When I worked at RSA Data Security, we got very excited about a particular use of public-key cryptography: digitally signed photographs.
At the time UN weapons inspectors were using special cameras. The pictures they took were converted into bits inside a special tamper-resistant module inside the camera. Inside this module was also an RSA private key, used to sign the photo. Later on, if someone claimed that the photo was altered (say, with photoshop), the signature could be checked.
Incidentally, tamper-resistant chips or modules work just like regular hardware, except they have some sort of shield that prevents regular monitoring techniques (such as logic analyzers) from seeing anything on the device. Furthermore, the shield is constructed such that the act of removing it causes the device to "self-destruct". For example, a "simple" technique is to coat the module with a plastic or resin. That's the shield, plus if someone tries to peel off the coating, the chips are destroyed. Think of tearing a price tag off of a cardboard box. Sometimes the price tag is glued on so well, that the only way to get it off is to tear some of the box as well.
Back to the cameras. When the camera is built, the tamper-resistant module generates an RSA key pair, keeps the private key on the module, and exports the public key. If someone alters a photo, the signature is no longer valid. So to break this system, someone will have to either get the private key from the module (no one was able to do that) or break RSA at 2048 bits (I still think no one has been able to do that).

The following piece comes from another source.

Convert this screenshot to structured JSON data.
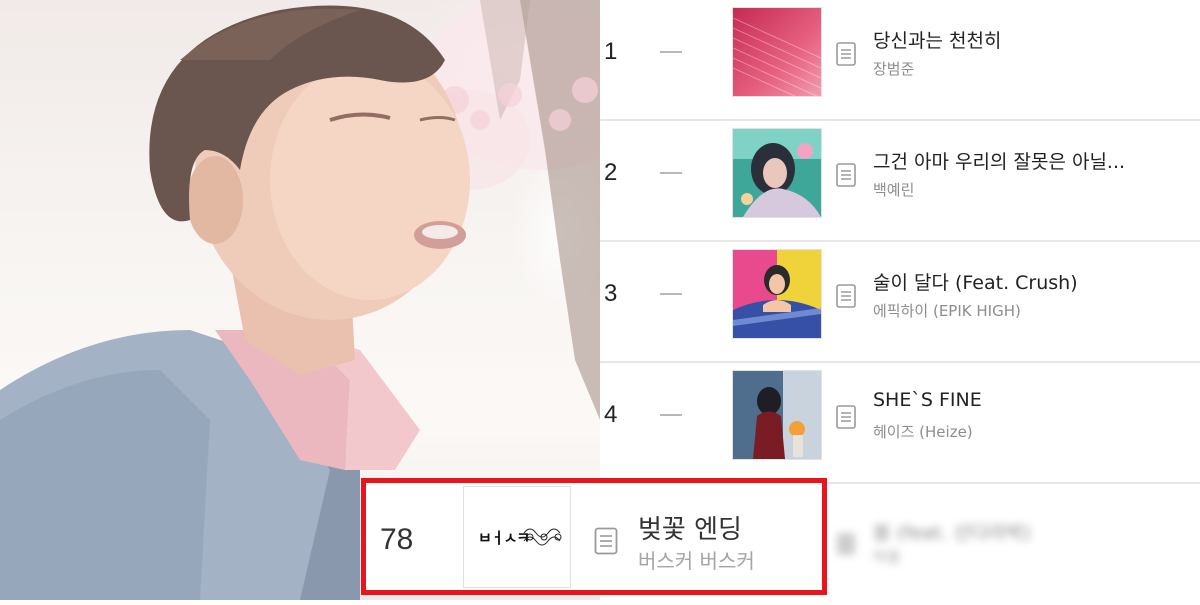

This would be an interesting feature to have on cameras other than those used by UN weapons inspectors. In fact, compaines that sell security cameras do indeed advertise that their products apply a digital signature to images. If something ever ends up in court, judges and juries can see that they are looking at unaltered images.
However, this feature will almost certainly never be part of consumer cameras. It would simply raise the cost of cameras too much.

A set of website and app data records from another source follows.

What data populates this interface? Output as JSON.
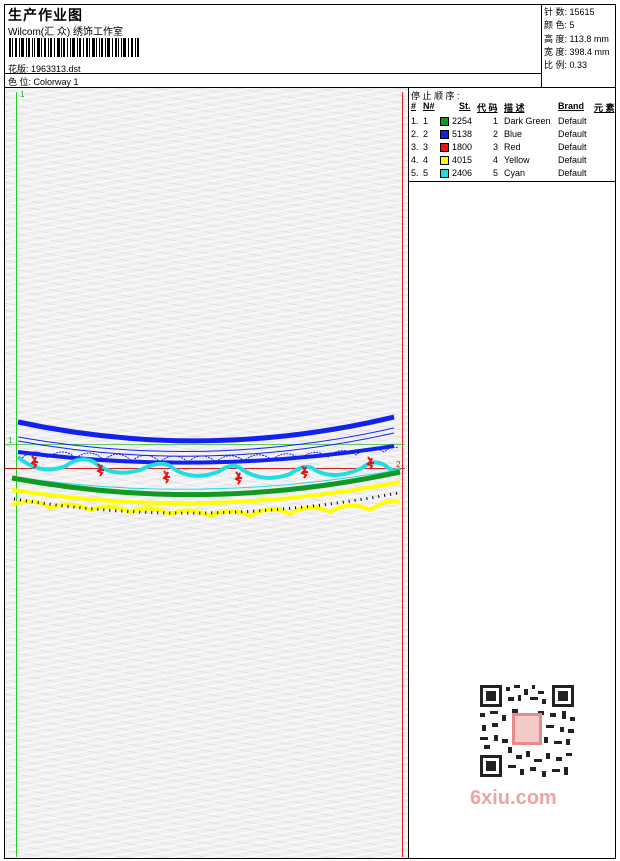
{
  "header": {
    "title": "生产作业图",
    "studio": "Wilcom(汇 众) 绣饰工作室",
    "design_label": "花版: 1963313.dst",
    "colorway_label": "色 位:  Colorway 1"
  },
  "stats": {
    "stitches": "针 数:  15615",
    "colors": "颜 色:  5",
    "height": "高 度:  113.8 mm",
    "width": "宽 度:  398.4 mm",
    "scale": "比 例:  0.33"
  },
  "stop_sequence": {
    "title": "停 止 顺 序 :",
    "headers": [
      "#",
      "N#",
      "St.",
      "代 码",
      "描 述",
      "Brand",
      "元 素"
    ],
    "rows": [
      {
        "idx": "1.",
        "n": "1",
        "color": "#119922",
        "stitches": "2254",
        "code": "1",
        "desc": "Dark Green",
        "brand": "Default"
      },
      {
        "idx": "2.",
        "n": "2",
        "color": "#1122ee",
        "stitches": "5138",
        "code": "2",
        "desc": "Blue",
        "brand": "Default"
      },
      {
        "idx": "3.",
        "n": "3",
        "color": "#ee1111",
        "stitches": "1800",
        "code": "3",
        "desc": "Red",
        "brand": "Default"
      },
      {
        "idx": "4.",
        "n": "4",
        "color": "#ffff00",
        "stitches": "4015",
        "code": "4",
        "desc": "Yellow",
        "brand": "Default"
      },
      {
        "idx": "5.",
        "n": "5",
        "color": "#22dddd",
        "stitches": "2406",
        "code": "5",
        "desc": "Cyan",
        "brand": "Default"
      }
    ]
  },
  "canvas": {
    "marker_top": "1",
    "marker_left": "1",
    "marker_right": "2"
  },
  "watermark": {
    "site": "6xiu.com"
  }
}
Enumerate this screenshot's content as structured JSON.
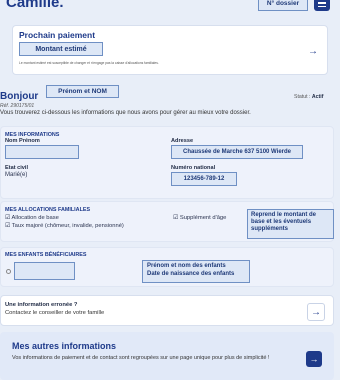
{
  "header": {
    "greeting_name": "Camille.",
    "dossier_label": "N° dossier",
    "menu_icon": "menu-icon"
  },
  "payment": {
    "title": "Prochain paiement",
    "amount_placeholder": "Montant estimé",
    "note": "Le montant estimé est susceptible de changer et n'engage pas la caisse d'allocations familiales."
  },
  "profile": {
    "hello": "Bonjour",
    "name_placeholder": "Prénom et NOM",
    "ref": "Réf. 290175/01",
    "status_label": "Statut :",
    "status_value": "Actif",
    "intro": "Vous trouverez ci-dessous les informations que nous avons pour gérer au mieux votre dossier."
  },
  "info": {
    "section_title": "MES INFORMATIONS",
    "nom_label": "Nom Prénom",
    "adresse_label": "Adresse",
    "adresse_value": "Chaussée de Marche 637 5100 Wierde",
    "etat_label": "Etat civil",
    "etat_value": "Marié(e)",
    "numero_label": "Numéro national",
    "numero_value": "123456-789-12"
  },
  "allocations": {
    "section_title": "MES ALLOCATIONS FAMILIALES",
    "items": [
      "Allocation de base",
      "Taux majoré (chômeur, invalide, pensionné)",
      "Supplément d'âge"
    ],
    "callout": "Reprend le montant de base et les éventuels suppléments"
  },
  "children": {
    "section_title": "MES ENFANTS BÉNÉFICIAIRES",
    "callout_line1": "Prénom et nom des enfants",
    "callout_line2": "Date de naissance des enfants"
  },
  "error_card": {
    "title": "Une information erronée ?",
    "text": "Contactez le conseiller de votre famille"
  },
  "more": {
    "title": "Mes autres informations",
    "text": "Vos informations de paiement et de contact sont regroupées sur une page unique pour plus de simplicité !"
  }
}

But what's interesting is that is another example of PKI that worked. But why did it work? I think because it only did one-sided authentication for a specific purpose. That's it, no encryption, no wide-scale auth, no auth for anything other than photos, no cross-certification. It would be easy for the camera manufacturer to get a CA cert from a readily available root (such as Verisign). Then create a cert for each camera.
So if someone peddling PKI points to this example, then point out that this is a very simple case. Not many nodes, not many features, one company controls all the nodes and cert generation. How well does PKI work in complex situations? Does someone have an example?